...Unless light accelerates away from a source; however I don't mean it stars at rest from a source... otherwise our everyday observations would be very different. I mean it starts at a high speed and accelerates away from the source.

I am pondering this and the answer will come soon. I imagine it has to do with a 3rd experiment.

6. Dec 2, 2011

### ghwellsjr

I didn't say the mirror absorbs the light (or the photons as the OP was talking about). I said if you used a rear-silvered mirror, then different photons can interact with different molecules resulting in two visible reflections (a bright one and a dim one) if you consider all the photons in a flood of light, but if you are considering them one by one, then you can get a range of times for the reflections and so you wouldn't use a rear-silvered mirror (or water) in an optical experiment. You would use a front silvered mirror to eliminate this problem in which case t3 is zero.

Photons have a length and they "reflect" off a front-silvered mirror identically which means there is no variation in the reflection time. They do not accelerate but it does take time for them to "get going" and to turn around in the sense that the leading edge of the reflected photon starts heading out while the rear end of the original photon is still coming in.

But, like I say, it is virtually impossible to do speed measurements using individual photons for many reasons, not the least of which is that it is almost impossible to know when a photon has left its emission source. Usually, speed measurements are made with very bright flashes of light to make them easier to measure. There are a lot of photons in a visible flash of light.

7. Dec 2, 2011

### jewbinson

Yeah I am ignoring your comment for the moment :).

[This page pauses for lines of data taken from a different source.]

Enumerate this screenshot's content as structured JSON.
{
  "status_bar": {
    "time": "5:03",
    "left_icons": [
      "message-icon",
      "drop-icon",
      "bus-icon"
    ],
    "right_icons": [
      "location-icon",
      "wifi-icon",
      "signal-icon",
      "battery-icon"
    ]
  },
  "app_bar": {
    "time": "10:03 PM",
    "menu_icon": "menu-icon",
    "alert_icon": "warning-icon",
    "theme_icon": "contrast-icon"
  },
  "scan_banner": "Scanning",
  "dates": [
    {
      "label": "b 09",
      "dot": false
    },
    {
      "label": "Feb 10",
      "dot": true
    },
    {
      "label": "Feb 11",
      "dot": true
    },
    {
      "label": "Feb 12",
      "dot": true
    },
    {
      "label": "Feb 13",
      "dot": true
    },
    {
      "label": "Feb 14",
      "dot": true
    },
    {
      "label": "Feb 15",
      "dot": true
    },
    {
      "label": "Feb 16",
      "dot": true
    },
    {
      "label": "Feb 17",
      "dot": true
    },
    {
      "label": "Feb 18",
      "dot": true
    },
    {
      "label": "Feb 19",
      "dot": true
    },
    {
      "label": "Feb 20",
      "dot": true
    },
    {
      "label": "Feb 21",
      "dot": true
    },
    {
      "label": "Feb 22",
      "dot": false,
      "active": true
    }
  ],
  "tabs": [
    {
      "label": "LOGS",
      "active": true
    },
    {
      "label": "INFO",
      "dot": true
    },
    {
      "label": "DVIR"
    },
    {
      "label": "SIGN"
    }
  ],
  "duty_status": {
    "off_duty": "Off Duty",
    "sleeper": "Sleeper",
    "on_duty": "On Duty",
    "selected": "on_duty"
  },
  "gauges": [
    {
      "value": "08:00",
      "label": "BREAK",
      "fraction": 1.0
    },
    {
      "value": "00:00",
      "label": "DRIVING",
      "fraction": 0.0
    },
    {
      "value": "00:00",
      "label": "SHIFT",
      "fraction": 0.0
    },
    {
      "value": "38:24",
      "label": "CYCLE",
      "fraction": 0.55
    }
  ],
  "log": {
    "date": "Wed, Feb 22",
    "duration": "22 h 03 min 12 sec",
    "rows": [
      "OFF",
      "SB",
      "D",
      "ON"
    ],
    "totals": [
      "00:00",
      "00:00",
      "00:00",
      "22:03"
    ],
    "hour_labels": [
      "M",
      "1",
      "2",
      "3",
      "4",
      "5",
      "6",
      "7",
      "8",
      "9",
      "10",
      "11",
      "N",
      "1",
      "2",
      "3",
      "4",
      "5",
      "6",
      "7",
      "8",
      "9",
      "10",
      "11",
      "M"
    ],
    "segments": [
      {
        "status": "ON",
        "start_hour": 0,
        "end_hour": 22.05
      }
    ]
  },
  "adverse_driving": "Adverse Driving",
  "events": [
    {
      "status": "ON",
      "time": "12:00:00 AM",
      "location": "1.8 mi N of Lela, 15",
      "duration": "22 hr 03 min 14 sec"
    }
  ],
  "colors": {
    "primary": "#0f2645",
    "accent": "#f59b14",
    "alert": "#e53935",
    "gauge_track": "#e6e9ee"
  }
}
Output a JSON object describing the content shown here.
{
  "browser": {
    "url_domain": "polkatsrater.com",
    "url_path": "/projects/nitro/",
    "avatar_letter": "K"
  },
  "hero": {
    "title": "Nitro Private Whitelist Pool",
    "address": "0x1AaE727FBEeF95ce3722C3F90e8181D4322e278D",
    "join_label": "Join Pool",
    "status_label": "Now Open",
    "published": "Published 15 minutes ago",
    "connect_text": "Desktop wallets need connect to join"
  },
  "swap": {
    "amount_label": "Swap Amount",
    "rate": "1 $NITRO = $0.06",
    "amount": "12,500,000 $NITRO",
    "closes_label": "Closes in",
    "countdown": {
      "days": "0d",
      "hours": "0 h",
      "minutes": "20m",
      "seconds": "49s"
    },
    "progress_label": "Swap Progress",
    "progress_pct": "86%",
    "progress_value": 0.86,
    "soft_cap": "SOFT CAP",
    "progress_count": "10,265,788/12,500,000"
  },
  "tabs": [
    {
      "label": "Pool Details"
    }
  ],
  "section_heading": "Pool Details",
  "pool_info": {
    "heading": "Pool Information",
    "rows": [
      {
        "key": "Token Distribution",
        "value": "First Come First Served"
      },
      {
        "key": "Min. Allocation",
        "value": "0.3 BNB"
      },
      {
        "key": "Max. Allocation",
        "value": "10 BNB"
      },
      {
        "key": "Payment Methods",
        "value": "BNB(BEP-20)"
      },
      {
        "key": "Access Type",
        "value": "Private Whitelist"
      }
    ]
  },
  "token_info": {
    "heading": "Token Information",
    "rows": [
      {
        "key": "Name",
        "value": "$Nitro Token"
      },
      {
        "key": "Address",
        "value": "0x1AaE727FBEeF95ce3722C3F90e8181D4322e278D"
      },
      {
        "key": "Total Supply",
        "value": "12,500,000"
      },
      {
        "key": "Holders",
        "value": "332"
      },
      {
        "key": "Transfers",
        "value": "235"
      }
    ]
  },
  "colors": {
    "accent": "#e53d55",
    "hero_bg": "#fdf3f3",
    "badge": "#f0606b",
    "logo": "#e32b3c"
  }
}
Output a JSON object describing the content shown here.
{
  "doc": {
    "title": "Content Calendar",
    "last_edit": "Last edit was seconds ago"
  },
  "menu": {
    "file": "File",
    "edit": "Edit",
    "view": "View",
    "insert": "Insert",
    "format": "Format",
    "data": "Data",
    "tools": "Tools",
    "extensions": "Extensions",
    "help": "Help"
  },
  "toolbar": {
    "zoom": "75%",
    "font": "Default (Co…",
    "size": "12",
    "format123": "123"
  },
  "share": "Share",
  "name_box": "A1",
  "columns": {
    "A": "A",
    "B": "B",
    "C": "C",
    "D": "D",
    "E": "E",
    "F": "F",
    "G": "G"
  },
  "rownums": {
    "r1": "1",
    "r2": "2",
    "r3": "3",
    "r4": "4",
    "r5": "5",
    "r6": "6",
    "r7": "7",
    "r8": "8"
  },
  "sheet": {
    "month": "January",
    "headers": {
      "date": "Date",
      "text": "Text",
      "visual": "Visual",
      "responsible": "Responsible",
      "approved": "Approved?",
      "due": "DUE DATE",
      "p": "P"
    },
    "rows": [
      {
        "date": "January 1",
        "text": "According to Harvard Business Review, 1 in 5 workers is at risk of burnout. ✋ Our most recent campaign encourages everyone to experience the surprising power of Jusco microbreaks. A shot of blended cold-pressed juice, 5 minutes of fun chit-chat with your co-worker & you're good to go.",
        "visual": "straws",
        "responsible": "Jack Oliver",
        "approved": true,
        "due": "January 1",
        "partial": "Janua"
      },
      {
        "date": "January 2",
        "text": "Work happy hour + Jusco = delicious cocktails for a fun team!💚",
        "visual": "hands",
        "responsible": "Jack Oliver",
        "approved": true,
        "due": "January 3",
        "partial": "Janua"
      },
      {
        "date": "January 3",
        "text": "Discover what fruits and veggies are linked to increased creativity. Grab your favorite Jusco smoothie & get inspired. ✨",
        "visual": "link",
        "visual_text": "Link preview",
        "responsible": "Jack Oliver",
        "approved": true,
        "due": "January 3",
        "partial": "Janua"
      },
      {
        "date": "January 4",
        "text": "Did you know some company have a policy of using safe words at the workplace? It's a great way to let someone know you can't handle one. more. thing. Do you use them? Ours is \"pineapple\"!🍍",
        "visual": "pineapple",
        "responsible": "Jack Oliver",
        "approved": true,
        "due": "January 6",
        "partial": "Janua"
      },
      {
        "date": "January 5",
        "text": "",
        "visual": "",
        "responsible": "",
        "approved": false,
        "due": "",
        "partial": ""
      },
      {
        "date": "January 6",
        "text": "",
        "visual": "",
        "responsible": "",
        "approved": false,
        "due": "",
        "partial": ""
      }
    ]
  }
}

I am trying to show what would happen if we tried to do experiments to show the speed of light is constant, and what problems of absence o knowledge would arise.

I do not assume outright that the speed of light is c. But I assume that (as in reality) in a measurement, the measured speed of light is c.

But making 1 measurement of the S.O.L. as c does not mean that it is. All you have measured is the total distance between the source and the mirror divided by the total time. You don't know what happens in between.

I am trying to show that you can experimentally verify that the mirror's "absorption time" is minimal (possibly 0), and that it is not significant, even over small distances.

I am not doing this experiment necessarily with a single photon. It is a flash of light if you want... it does not matter. Hopefully now you see the point of my calculations...

8. Dec 2, 2011

### ghwellsjr

Einstein would agree with you completely. Have you read his 1905 paper?

9. Dec 2, 2011

### jewbinson

No... I will probably find it interesting. But it looks quite time consuming

10. Dec 2, 2011

### ghwellsjr

For starters, just read the introduction and the first two sections after that. That part is very simple to understand.